“If I put a couch facing the fireplace, there is no comfortable place to put the TV. But if I put the TV on the one available wall, the rest of the furniture is bunched up in half of the room.

“I am also thinking about taking the bookcases out because I don’t really need additional shelving. It has dark beams across the ceiling and if I take out the shelves, I am not sure if the beams are stained at the ends, so I may end up with a problem matching them.

“Do you have any suggestions?”

Wendy, my suggestion, as you’ll see from the illustration, is to abandon the thought of using the whole room for one seating area, and create two areas.

I’ve placed the TV next to the fireplace with the couch and chairs facing that direction. I’ve also created a separate seating area that could be made cozy for reading. I like the idea that several people could be in one room but doing different things. The reading area could also be a game area. I could imagine a nice game of Scrabble going on there. I would not take out the shelves as I think they can make each of those corners seem more cozy with a few books and photos.

OK, everyone. Your turn. What ideas do you have for Wendy? Would you lose the bookshelves?

2 Comments on Design Challenge: What to do with a long room?

  1. Brent

    Both Kathy’s and lil_gaucha’s ideas ask that you reinvent the room in your mind as a “great room”, “rumpus room” or the like. Try thinking of it that way and see if it frees up any additional ideas of you own.
    I don’t know if you’ve noticed this or not, but one of the things that Kathy’s drawings capitalize on is use of area rugs to define a room within the room. Visual cues like this are commonly used in effective design.

  2. lil_gaucha

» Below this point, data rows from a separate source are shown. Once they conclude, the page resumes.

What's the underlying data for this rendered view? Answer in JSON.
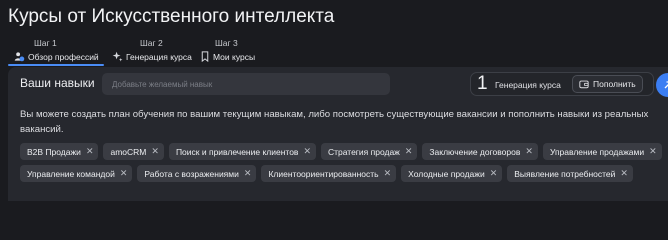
{
  "page": {
    "title": "Курсы от Искусственного интеллекта"
  },
  "steps": [
    {
      "number": "Шаг 1",
      "label": "Обзор профессий",
      "icon": "users-icon",
      "active": true
    },
    {
      "number": "Шаг 2",
      "label": "Генерация курса",
      "icon": "sparkle-icon",
      "active": false
    },
    {
      "number": "Шаг 3",
      "label": "Мои курсы",
      "icon": "bookmark-icon",
      "active": false
    }
  ],
  "skills": {
    "label": "Ваши навыки",
    "placeholder": "Добавьте желаемый навык",
    "description": "Вы можете создать план обучения по вашим текущим навыкам, либо посмотреть существующие вакансии и пополнить навыки из реальных вакансий.",
    "tags_row1": [
      "B2B Продажи",
      "amoCRM",
      "Поиск и привлечение клиентов",
      "Стратегия продаж",
      "Заключение договоров",
      "Управление продажами"
    ],
    "tags_row2": [
      "Управление командой",
      "Работа с возражениями",
      "Клиентоориентированность",
      "Холодные продажи",
      "Выявление потребностей"
    ]
  },
  "generation": {
    "count": "1",
    "label": "Генерация курса",
    "fill_button": "Пополнить",
    "fill_icon": "wallet-icon"
  },
  "colors": {
    "accent": "#4a8cf5",
    "background": "#1a1b1f",
    "panel": "#26282e",
    "tag": "#3a3c43"
  }
}
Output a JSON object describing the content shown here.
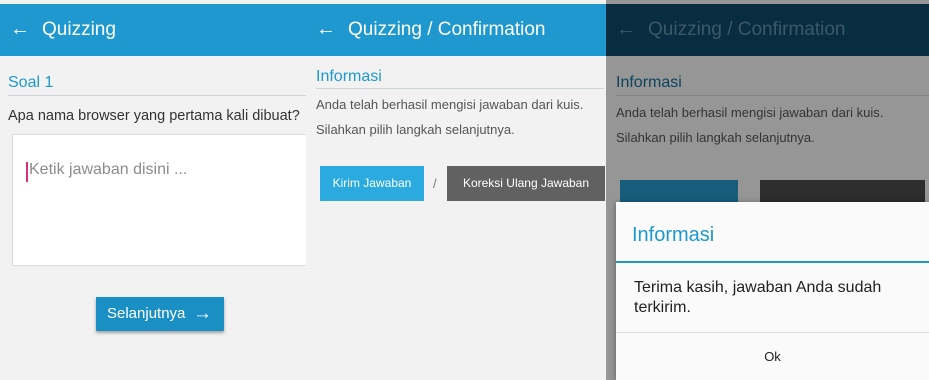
{
  "screens": {
    "question": {
      "app_bar": {
        "back_icon": "arrow-left-icon",
        "title": "Quizzing"
      },
      "section_title": "Soal 1",
      "question_text": "Apa nama browser yang pertama kali dibuat?",
      "answer_placeholder": "Ketik jawaban disini ...",
      "next_button": {
        "label": "Selanjutnya",
        "icon": "arrow-right-icon"
      }
    },
    "confirmation": {
      "app_bar": {
        "back_icon": "arrow-left-icon",
        "title": "Quizzing / Confirmation"
      },
      "section_title": "Informasi",
      "message_lines": [
        "Anda telah berhasil mengisi jawaban dari kuis.",
        "Silahkan pilih langkah selanjutnya."
      ],
      "send_button": "Kirim Jawaban",
      "separator": "/",
      "review_button": "Koreksi Ulang Jawaban"
    },
    "sent_dialog": {
      "app_bar": {
        "back_icon": "arrow-left-icon",
        "title": "Quizzing / Confirmation"
      },
      "section_title": "Informasi",
      "message_lines": [
        "Anda telah berhasil mengisi jawaban dari kuis.",
        "Silahkan pilih langkah selanjutnya."
      ],
      "dialog": {
        "title": "Informasi",
        "message": "Terima kasih, jawaban Anda sudah terkirim.",
        "ok_button": "Ok"
      }
    }
  },
  "colors": {
    "app_bar": "#1e98cf",
    "app_bar_dimmed": "#0d4a68",
    "accent": "#1e98cf",
    "send_button": "#2aaade",
    "review_button": "#616161",
    "cursor": "#d62e7a"
  }
}
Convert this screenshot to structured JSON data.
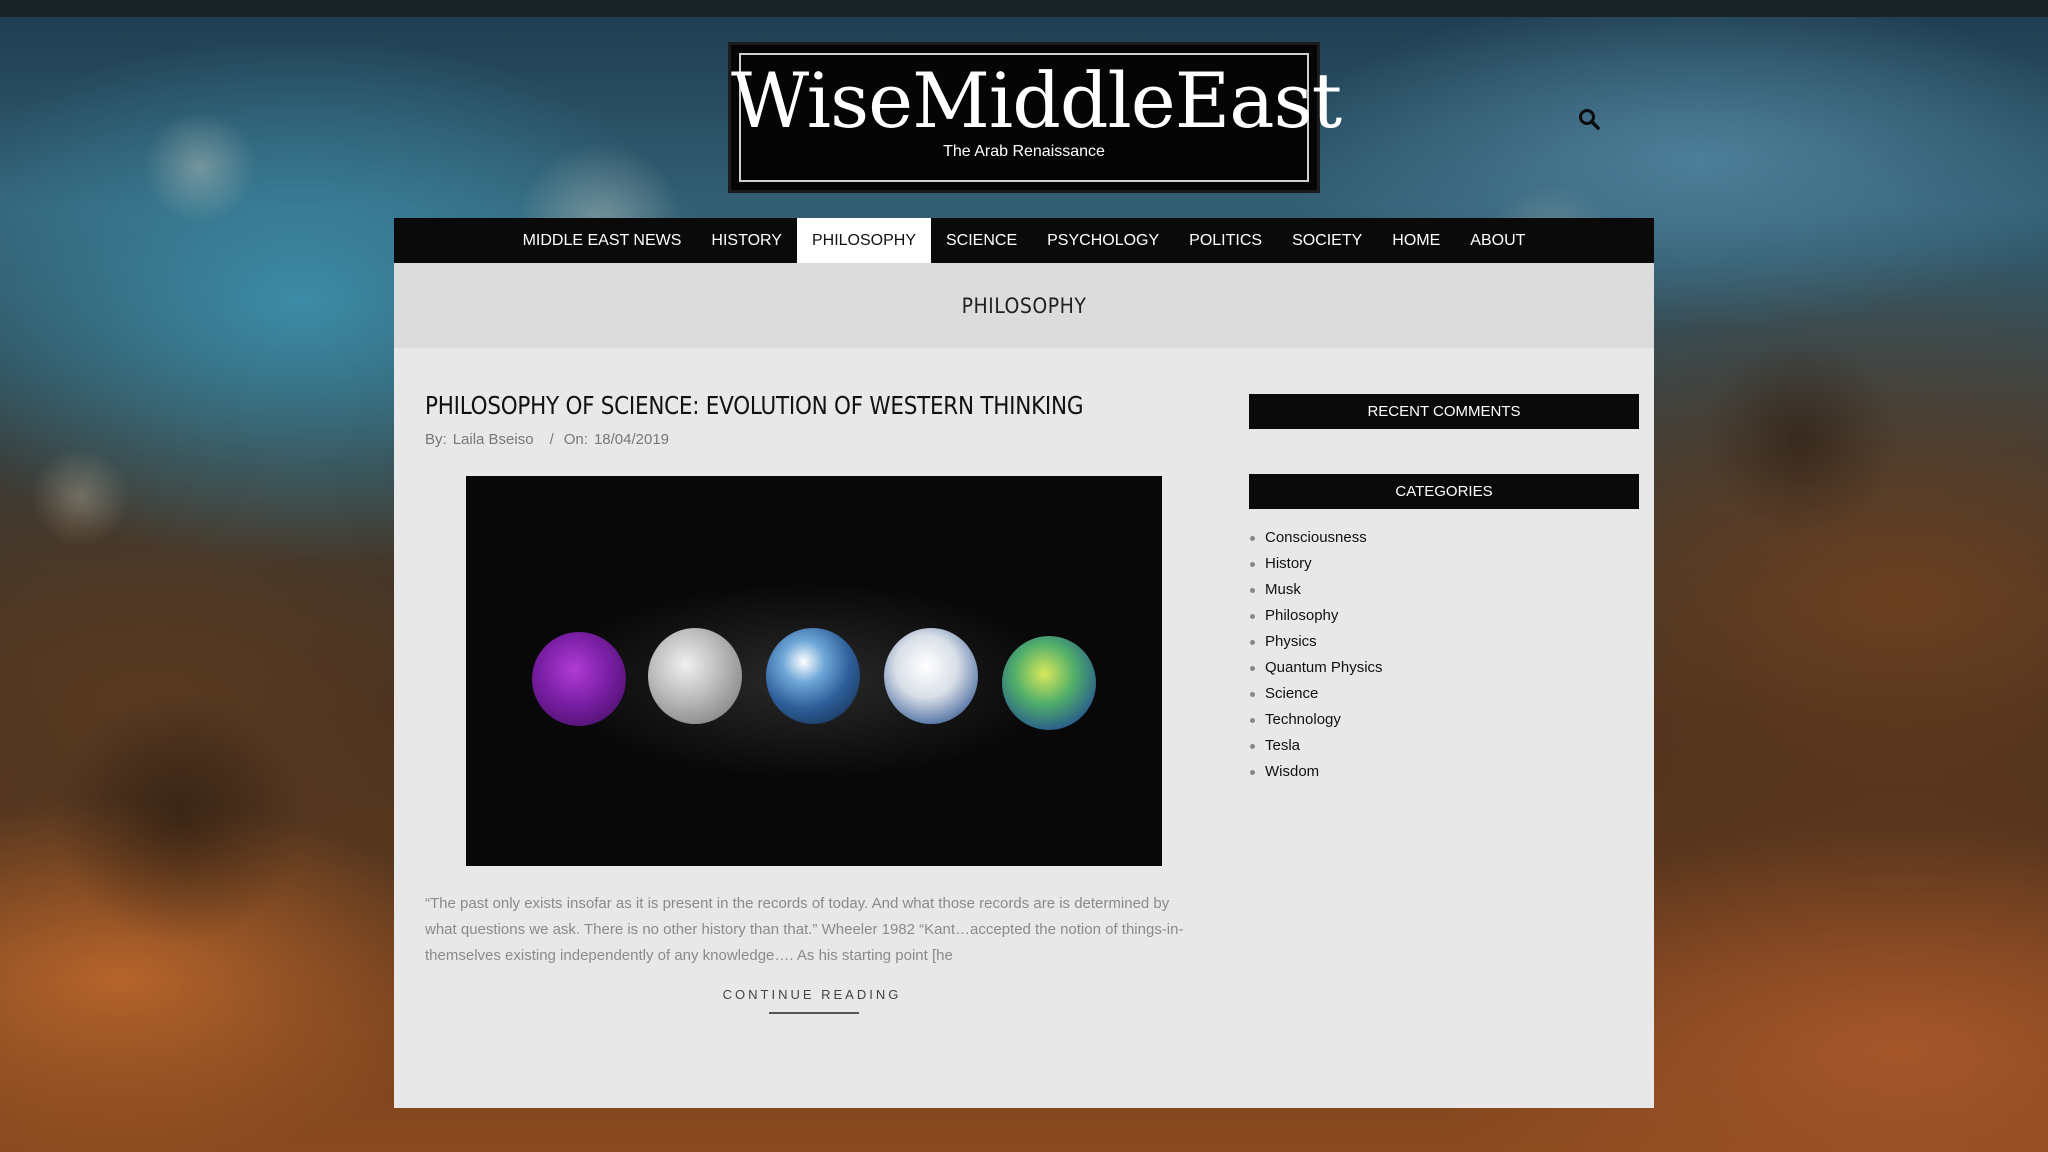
{
  "site": {
    "title": "WiseMiddleEast",
    "tagline": "The Arab Renaissance"
  },
  "nav": {
    "items": [
      {
        "label": "MIDDLE EAST NEWS",
        "active": false
      },
      {
        "label": "HISTORY",
        "active": false
      },
      {
        "label": "PHILOSOPHY",
        "active": true
      },
      {
        "label": "SCIENCE",
        "active": false
      },
      {
        "label": "PSYCHOLOGY",
        "active": false
      },
      {
        "label": "POLITICS",
        "active": false
      },
      {
        "label": "SOCIETY",
        "active": false
      },
      {
        "label": "HOME",
        "active": false
      },
      {
        "label": "ABOUT",
        "active": false
      }
    ]
  },
  "page": {
    "category_title": "PHILOSOPHY"
  },
  "post": {
    "title": "PHILOSOPHY OF SCIENCE: EVOLUTION OF WESTERN THINKING",
    "by_label": "By:",
    "author": "Laila Bseiso",
    "sep": "/",
    "on_label": "On:",
    "date": "18/04/2019",
    "excerpt": "“The past only exists insofar as it is present in the records of today. And what those records are is determined by what questions we ask. There is no other history than that.” Wheeler 1982 “Kant…accepted the notion of things-in-themselves existing independently of any knowledge…. As his starting point [he",
    "continue_label": "CONTINUE READING"
  },
  "sidebar": {
    "recent_comments_title": "RECENT COMMENTS",
    "categories_title": "CATEGORIES",
    "categories": [
      "Consciousness",
      "History",
      "Musk",
      "Philosophy",
      "Physics",
      "Quantum Physics",
      "Science",
      "Technology",
      "Tesla",
      "Wisdom"
    ]
  },
  "icons": {
    "search": "search-icon"
  }
}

    One word: Bar.
    Long rooms with built in bookshelves make great bar/living room combos — great for parties (OK, but only if you don’t have small children or teens). The unneeded bookshelves can become wine racks/liquor storage areas, and you’ve got a convenient party space. I’d put it on the end nearest the kitchen entrance for extra convenience.
    Our last rental had this arrangement and it was brilliant. We often ate at the bar instead of the dining room.